Digital health offers a contemporary adaptation of an age-old medical practice. Not only is it cost-efficient, but the convenience for both patients and doctors is unmatched. Doctors are able to see many more patients than previously possible, and patients still receive grade A medical care. While some may argue that we lose personal connections with our medical providers, the safety gained by telehealth in the time of a global pandemic clearly outweighs any doubt. In a world of 6-ft seclusion, we hold the moral responsibility to bring mindfulness to every action we take. Any task deemed non-essential is now done remotely, and while the medical field is surely essential, there are aspects that can be transitioned to telehealth.
Speech therapy as a digital treatment
Speech therapy is a prime example of an industry that has recently shifted to digital delivery. Through telehealth, speech therapists are able to offer the same support via video as they were in person. Together therapists’ all over the world are partnering with technology to ensure the progression of their client’s success.

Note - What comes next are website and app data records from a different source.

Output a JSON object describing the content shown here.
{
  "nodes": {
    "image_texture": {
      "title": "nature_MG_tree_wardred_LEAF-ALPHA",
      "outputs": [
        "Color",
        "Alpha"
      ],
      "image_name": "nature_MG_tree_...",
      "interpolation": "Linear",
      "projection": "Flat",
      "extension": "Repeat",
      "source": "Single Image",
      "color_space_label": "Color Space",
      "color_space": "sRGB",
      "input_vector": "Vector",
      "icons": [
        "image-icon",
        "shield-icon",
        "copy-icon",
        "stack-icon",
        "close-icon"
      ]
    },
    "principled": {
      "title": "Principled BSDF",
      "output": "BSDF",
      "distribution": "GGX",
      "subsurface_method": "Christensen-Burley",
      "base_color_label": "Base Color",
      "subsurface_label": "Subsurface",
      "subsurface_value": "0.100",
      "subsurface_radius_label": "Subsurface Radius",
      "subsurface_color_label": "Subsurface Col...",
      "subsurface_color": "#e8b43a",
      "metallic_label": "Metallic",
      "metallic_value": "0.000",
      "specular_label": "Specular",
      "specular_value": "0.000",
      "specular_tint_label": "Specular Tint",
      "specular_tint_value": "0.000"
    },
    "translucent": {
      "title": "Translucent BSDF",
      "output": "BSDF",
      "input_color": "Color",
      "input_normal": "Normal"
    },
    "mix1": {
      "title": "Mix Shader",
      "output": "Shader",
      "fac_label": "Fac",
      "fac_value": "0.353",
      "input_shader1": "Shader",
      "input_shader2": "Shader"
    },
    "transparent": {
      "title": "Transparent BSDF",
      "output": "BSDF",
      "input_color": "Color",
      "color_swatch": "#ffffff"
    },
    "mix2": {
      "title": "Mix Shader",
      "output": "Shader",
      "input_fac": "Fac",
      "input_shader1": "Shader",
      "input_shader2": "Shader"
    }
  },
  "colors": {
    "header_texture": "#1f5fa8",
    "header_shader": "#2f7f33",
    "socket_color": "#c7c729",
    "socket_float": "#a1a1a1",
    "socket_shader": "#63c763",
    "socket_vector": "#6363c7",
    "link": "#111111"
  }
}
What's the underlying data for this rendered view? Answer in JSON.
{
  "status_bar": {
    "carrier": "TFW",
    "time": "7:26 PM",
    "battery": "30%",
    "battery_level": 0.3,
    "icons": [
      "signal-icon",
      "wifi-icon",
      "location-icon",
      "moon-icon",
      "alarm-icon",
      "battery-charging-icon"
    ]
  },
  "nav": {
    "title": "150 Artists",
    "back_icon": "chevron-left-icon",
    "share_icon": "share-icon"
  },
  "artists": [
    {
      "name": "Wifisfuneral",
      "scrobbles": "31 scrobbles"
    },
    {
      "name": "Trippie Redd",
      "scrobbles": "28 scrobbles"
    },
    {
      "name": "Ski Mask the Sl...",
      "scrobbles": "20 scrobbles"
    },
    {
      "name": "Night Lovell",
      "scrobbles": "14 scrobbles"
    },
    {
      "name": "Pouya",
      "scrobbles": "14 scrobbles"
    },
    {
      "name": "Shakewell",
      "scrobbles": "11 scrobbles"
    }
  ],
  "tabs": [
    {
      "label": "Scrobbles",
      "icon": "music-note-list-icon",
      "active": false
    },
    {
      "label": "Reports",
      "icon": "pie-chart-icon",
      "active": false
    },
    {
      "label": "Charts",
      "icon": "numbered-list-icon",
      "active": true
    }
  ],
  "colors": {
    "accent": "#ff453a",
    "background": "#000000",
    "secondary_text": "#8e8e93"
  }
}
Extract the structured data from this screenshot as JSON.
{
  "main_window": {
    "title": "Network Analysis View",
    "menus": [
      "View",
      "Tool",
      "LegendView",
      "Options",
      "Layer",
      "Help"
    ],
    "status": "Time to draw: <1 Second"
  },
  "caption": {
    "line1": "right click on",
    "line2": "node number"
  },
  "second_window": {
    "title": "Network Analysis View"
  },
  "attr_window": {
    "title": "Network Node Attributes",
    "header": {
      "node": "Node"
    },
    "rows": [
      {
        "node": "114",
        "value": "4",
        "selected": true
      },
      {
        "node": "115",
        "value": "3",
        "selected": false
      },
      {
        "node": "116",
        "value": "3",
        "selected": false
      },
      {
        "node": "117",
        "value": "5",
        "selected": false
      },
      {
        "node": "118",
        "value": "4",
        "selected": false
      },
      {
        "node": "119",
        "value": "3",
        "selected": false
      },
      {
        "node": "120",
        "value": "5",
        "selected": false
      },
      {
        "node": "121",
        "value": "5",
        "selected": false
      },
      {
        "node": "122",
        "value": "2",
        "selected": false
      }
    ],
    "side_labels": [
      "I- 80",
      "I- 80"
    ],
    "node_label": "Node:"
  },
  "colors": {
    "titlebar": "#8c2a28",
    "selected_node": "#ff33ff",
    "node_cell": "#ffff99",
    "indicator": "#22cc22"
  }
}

While teletherapy is an adaptation for most people, Speechagain is based on the ideals of accessibility and innovation. Our already online program offers an affordable and safe option for people who stutter. Like many healthcare providers, Speechagain sees the potential in the evolution of the partnership of digitized care. We will continue to provide cutting-edge technology to improve the lives of people who stutter all over the world.